Given data Block Start

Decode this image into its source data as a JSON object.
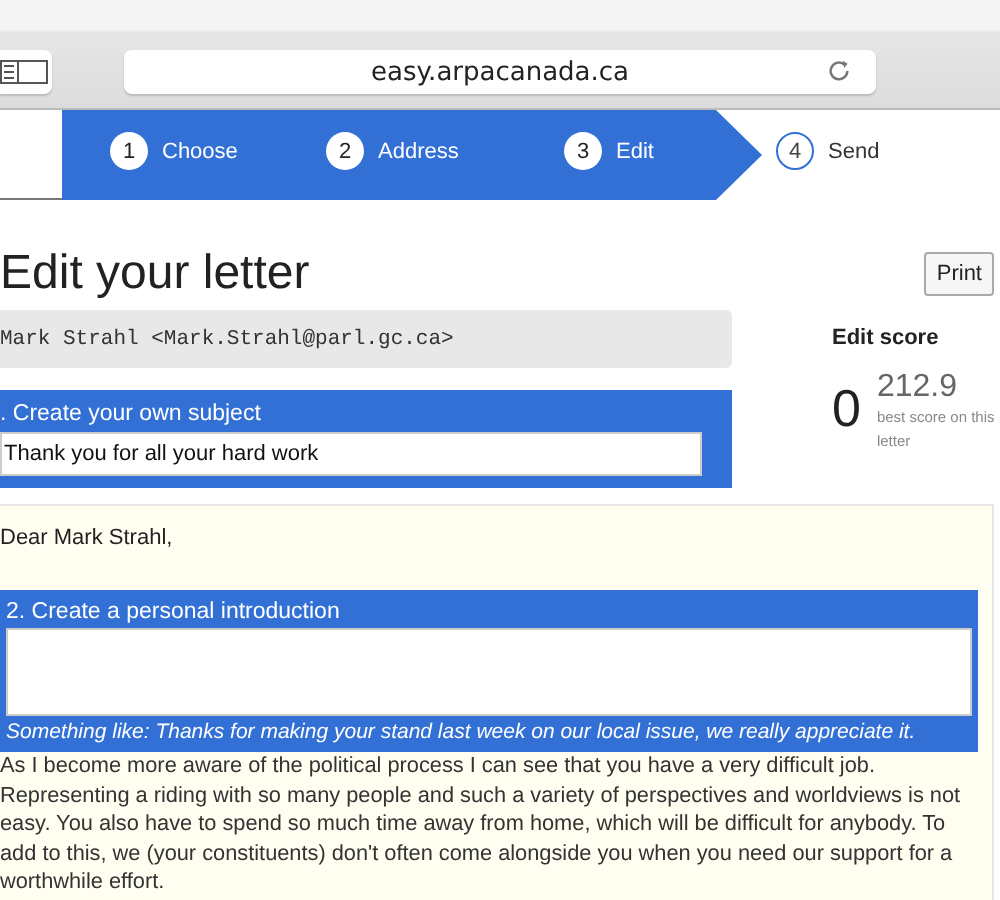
{
  "browser": {
    "address": "easy.arpacanada.ca"
  },
  "steps": [
    {
      "number": "1",
      "label": "Choose",
      "completed": true
    },
    {
      "number": "2",
      "label": "Address",
      "completed": true
    },
    {
      "number": "3",
      "label": "Edit",
      "completed": true
    },
    {
      "number": "4",
      "label": "Send",
      "completed": false
    }
  ],
  "heading": "Edit your letter",
  "print_button": "Print",
  "recipient": "Mark Strahl <Mark.Strahl@parl.gc.ca>",
  "subject": {
    "label": ". Create your own subject",
    "value": "Thank you for all your hard work"
  },
  "score": {
    "title": "Edit score",
    "value": "0",
    "best": "212.9",
    "best_caption": "best score on this letter"
  },
  "letter": {
    "greeting": "Dear Mark Strahl,",
    "introduction": {
      "label": "2. Create a personal introduction",
      "hint": "Something like: Thanks for making your stand last week on our local issue, we really appreciate it."
    },
    "body": "As I become more aware of the political process I can see that you have a very difficult job. Representing a riding with so many people and such a variety of perspectives and worldviews is not easy. You also have to spend so much time away from home, which will be difficult for anybody. To add to this, we (your constituents) don't often come alongside you when you need our support for a worthwhile effort."
  }
}
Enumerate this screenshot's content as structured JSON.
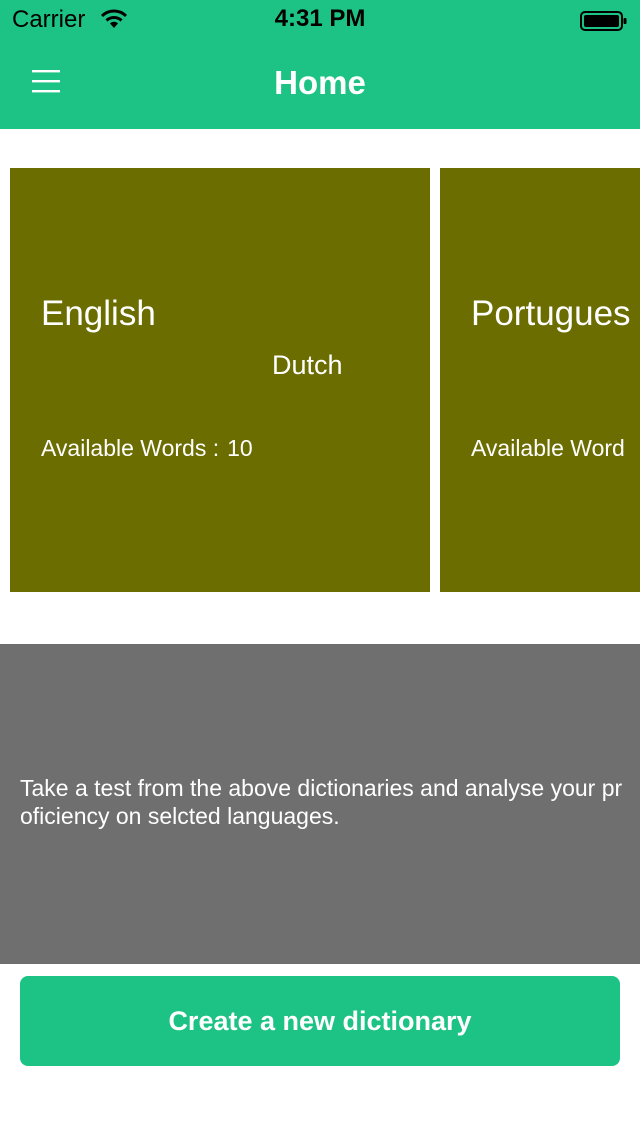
{
  "status_bar": {
    "carrier": "Carrier",
    "time": "4:31 PM",
    "wifi_icon": "wifi-icon",
    "battery_icon": "battery-icon"
  },
  "nav": {
    "title": "Home",
    "menu_icon": "hamburger-menu-icon"
  },
  "dictionaries": [
    {
      "source_language": "English",
      "target_language": "Dutch",
      "available_label": "Available Words :",
      "available_count": "10"
    },
    {
      "source_language": "Portugues",
      "available_label": "Available Word"
    }
  ],
  "info": {
    "text": "Take a test from the above dictionaries and analyse your proficiency on selcted languages."
  },
  "actions": {
    "create_label": "Create a new dictionary"
  },
  "colors": {
    "accent": "#1dc384",
    "card_background": "#6c6d00",
    "info_background": "#6f6f6f"
  }
}
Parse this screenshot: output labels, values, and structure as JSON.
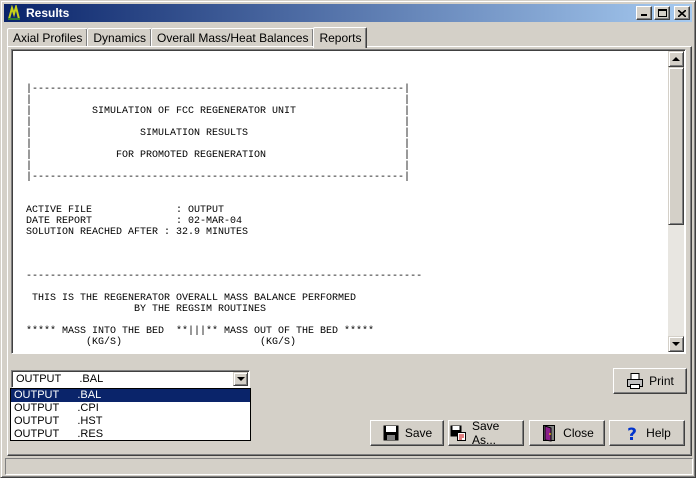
{
  "window": {
    "title": "Results",
    "title_bar_color": "#0a246a",
    "minimize_icon": "minimize-icon",
    "maximize_icon": "maximize-icon",
    "close_icon": "close-icon"
  },
  "tabs": [
    {
      "label": "Axial Profiles",
      "active": false
    },
    {
      "label": "Dynamics",
      "active": false
    },
    {
      "label": "Overall Mass/Heat Balances",
      "active": false
    },
    {
      "label": "Reports",
      "active": true
    }
  ],
  "report": {
    "lines": [
      "|--------------------------------------------------------------|",
      "|                                                              |",
      "|          SIMULATION OF FCC REGENERATOR UNIT                  |",
      "|                                                              |",
      "|                  SIMULATION RESULTS                          |",
      "|                                                              |",
      "|              FOR PROMOTED REGENERATION                       |",
      "|                                                              |",
      "|--------------------------------------------------------------|",
      "",
      "",
      "ACTIVE FILE              : OUTPUT",
      "DATE REPORT              : 02-MAR-04",
      "SOLUTION REACHED AFTER : 32.9 MINUTES",
      "",
      "",
      "",
      "------------------------------------------------------------------",
      "",
      " THIS IS THE REGENERATOR OVERALL MASS BALANCE PERFORMED",
      "                  BY THE REGSIM ROUTINES",
      "",
      "***** MASS INTO THE BED  **|||** MASS OUT OF THE BED *****",
      "          (KG/S)                       (KG/S)"
    ]
  },
  "file_select": {
    "selected": "OUTPUT      .BAL",
    "options": [
      "OUTPUT      .BAL",
      "OUTPUT      .CPI",
      "OUTPUT      .HST",
      "OUTPUT      .RES"
    ]
  },
  "buttons": {
    "print": {
      "label": "Print",
      "icon": "printer-icon"
    },
    "save": {
      "label": "Save",
      "icon": "floppy-disk-icon"
    },
    "save_as": {
      "label": "Save As...",
      "icon": "save-as-icon"
    },
    "close": {
      "label": "Close",
      "icon": "door-icon"
    },
    "help": {
      "label": "Help",
      "icon": "question-mark-icon"
    }
  },
  "status": {
    "text": ""
  }
}
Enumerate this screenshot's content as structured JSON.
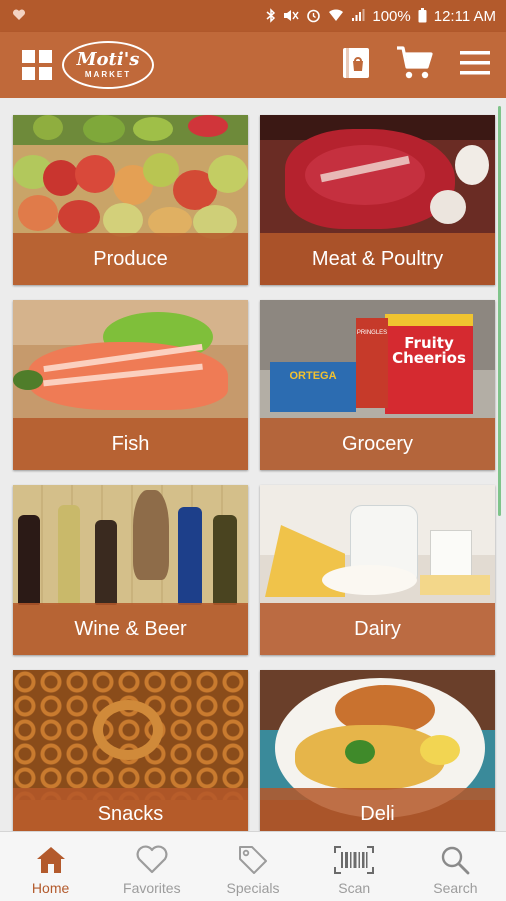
{
  "status_bar": {
    "battery": "100%",
    "time": "12:11 AM"
  },
  "header": {
    "logo_line1": "Moti's",
    "logo_line2": "MARKET"
  },
  "categories": [
    {
      "label": "Produce"
    },
    {
      "label": "Meat & Poultry"
    },
    {
      "label": "Fish"
    },
    {
      "label": "Grocery"
    },
    {
      "label": "Wine & Beer"
    },
    {
      "label": "Dairy"
    },
    {
      "label": "Snacks"
    },
    {
      "label": "Deli"
    }
  ],
  "grocery_products": {
    "box1": "Fruity Cheerios",
    "box2": "ORTEGA",
    "box3": "PRINGLES"
  },
  "bottom_nav": [
    {
      "label": "Home",
      "icon": "home-icon",
      "active": true
    },
    {
      "label": "Favorites",
      "icon": "heart-icon"
    },
    {
      "label": "Specials",
      "icon": "tag-icon"
    },
    {
      "label": "Scan",
      "icon": "barcode-icon"
    },
    {
      "label": "Search",
      "icon": "search-icon"
    }
  ],
  "colors": {
    "brand": "#c0693a",
    "status_bar": "#b35a2c",
    "label_overlay": "#b4582a",
    "nav_active": "#b35a2c",
    "nav_inactive": "#9c9c9c"
  }
}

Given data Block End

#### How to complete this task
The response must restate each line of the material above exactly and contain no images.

#### Result for this exercise
Decode this image into its source data as a JSON object.
{
  "browser": {
    "address": "easy.arpacanada.ca"
  },
  "steps": [
    {
      "number": "1",
      "label": "Choose",
      "completed": true
    },
    {
      "number": "2",
      "label": "Address",
      "completed": true
    },
    {
      "number": "3",
      "label": "Edit",
      "completed": true
    },
    {
      "number": "4",
      "label": "Send",
      "completed": false
    }
  ],
  "heading": "Edit your letter",
  "print_button": "Print",
  "recipient": "Mark Strahl <Mark.Strahl@parl.gc.ca>",
  "subject": {
    "label": ". Create your own subject",
    "value": "Thank you for all your hard work"
  },
  "score": {
    "title": "Edit score",
    "value": "0",
    "best": "212.9",
    "best_caption": "best score on this letter"
  },
  "letter": {
    "greeting": "Dear Mark Strahl,",
    "introduction": {
      "label": "2. Create a personal introduction",
      "hint": "Something like: Thanks for making your stand last week on our local issue, we really appreciate it."
    },
    "body": "As I become more aware of the political process I can see that you have a very difficult job. Representing a riding with so many people and such a variety of perspectives and worldviews is not easy. You also have to spend so much time away from home, which will be difficult for anybody. To add to this, we (your constituents) don't often come alongside you when you need our support for a worthwhile effort."
  }
}
Enumerate this screenshot's content as structured JSON.
{
  "status_bar": {
    "carrier": "Carrier",
    "time": "4:31 PM",
    "wifi_icon": "wifi-icon",
    "battery_icon": "battery-icon"
  },
  "nav": {
    "title": "Home",
    "menu_icon": "hamburger-menu-icon"
  },
  "dictionaries": [
    {
      "source_language": "English",
      "target_language": "Dutch",
      "available_label": "Available Words :",
      "available_count": "10"
    },
    {
      "source_language": "Portugues",
      "available_label": "Available Word"
    }
  ],
  "info": {
    "text": "Take a test from the above dictionaries and analyse your proficiency on selcted languages."
  },
  "actions": {
    "create_label": "Create a new dictionary"
  },
  "colors": {
    "accent": "#1dc384",
    "card_background": "#6c6d00",
    "info_background": "#6f6f6f"
  }
}
Parse this screenshot: output labels, values, and structure as JSON.
{
  "window": {
    "title": "Results",
    "title_bar_color": "#0a246a",
    "minimize_icon": "minimize-icon",
    "maximize_icon": "maximize-icon",
    "close_icon": "close-icon"
  },
  "tabs": [
    {
      "label": "Axial Profiles",
      "active": false
    },
    {
      "label": "Dynamics",
      "active": false
    },
    {
      "label": "Overall Mass/Heat Balances",
      "active": false
    },
    {
      "label": "Reports",
      "active": true
    }
  ],
  "report": {
    "lines": [
      "|--------------------------------------------------------------|",
      "|                                                              |",
      "|          SIMULATION OF FCC REGENERATOR UNIT                  |",
      "|                                                              |",
      "|                  SIMULATION RESULTS                          |",
      "|                                                              |",
      "|              FOR PROMOTED REGENERATION                       |",
      "|                                                              |",
      "|--------------------------------------------------------------|",
      "",
      "",
      "ACTIVE FILE              : OUTPUT",
      "DATE REPORT              : 02-MAR-04",
      "SOLUTION REACHED AFTER : 32.9 MINUTES",
      "",
      "",
      "",
      "------------------------------------------------------------------",
      "",
      " THIS IS THE REGENERATOR OVERALL MASS BALANCE PERFORMED",
      "                  BY THE REGSIM ROUTINES",
      "",
      "***** MASS INTO THE BED  **|||** MASS OUT OF THE BED *****",
      "          (KG/S)                       (KG/S)"
    ]
  },
  "file_select": {
    "selected": "OUTPUT      .BAL",
    "options": [
      "OUTPUT      .BAL",
      "OUTPUT      .CPI",
      "OUTPUT      .HST",
      "OUTPUT      .RES"
    ]
  },
  "buttons": {
    "print": {
      "label": "Print",
      "icon": "printer-icon"
    },
    "save": {
      "label": "Save",
      "icon": "floppy-disk-icon"
    },
    "save_as": {
      "label": "Save As...",
      "icon": "save-as-icon"
    },
    "close": {
      "label": "Close",
      "icon": "door-icon"
    },
    "help": {
      "label": "Help",
      "icon": "question-mark-icon"
    }
  },
  "status": {
    "text": ""
  }
}
Enumerate this screenshot's content as structured JSON.
{
  "status_bar": {
    "battery": "100%",
    "time": "12:11 AM"
  },
  "header": {
    "logo_line1": "Moti's",
    "logo_line2": "MARKET"
  },
  "categories": [
    {
      "label": "Produce"
    },
    {
      "label": "Meat & Poultry"
    },
    {
      "label": "Fish"
    },
    {
      "label": "Grocery"
    },
    {
      "label": "Wine & Beer"
    },
    {
      "label": "Dairy"
    },
    {
      "label": "Snacks"
    },
    {
      "label": "Deli"
    }
  ],
  "grocery_products": {
    "box1": "Fruity Cheerios",
    "box2": "ORTEGA",
    "box3": "PRINGLES"
  },
  "bottom_nav": [
    {
      "label": "Home",
      "icon": "home-icon",
      "active": true
    },
    {
      "label": "Favorites",
      "icon": "heart-icon"
    },
    {
      "label": "Specials",
      "icon": "tag-icon"
    },
    {
      "label": "Scan",
      "icon": "barcode-icon"
    },
    {
      "label": "Search",
      "icon": "search-icon"
    }
  ],
  "colors": {
    "brand": "#c0693a",
    "status_bar": "#b35a2c",
    "label_overlay": "#b4582a",
    "nav_active": "#b35a2c",
    "nav_inactive": "#9c9c9c"
  }
}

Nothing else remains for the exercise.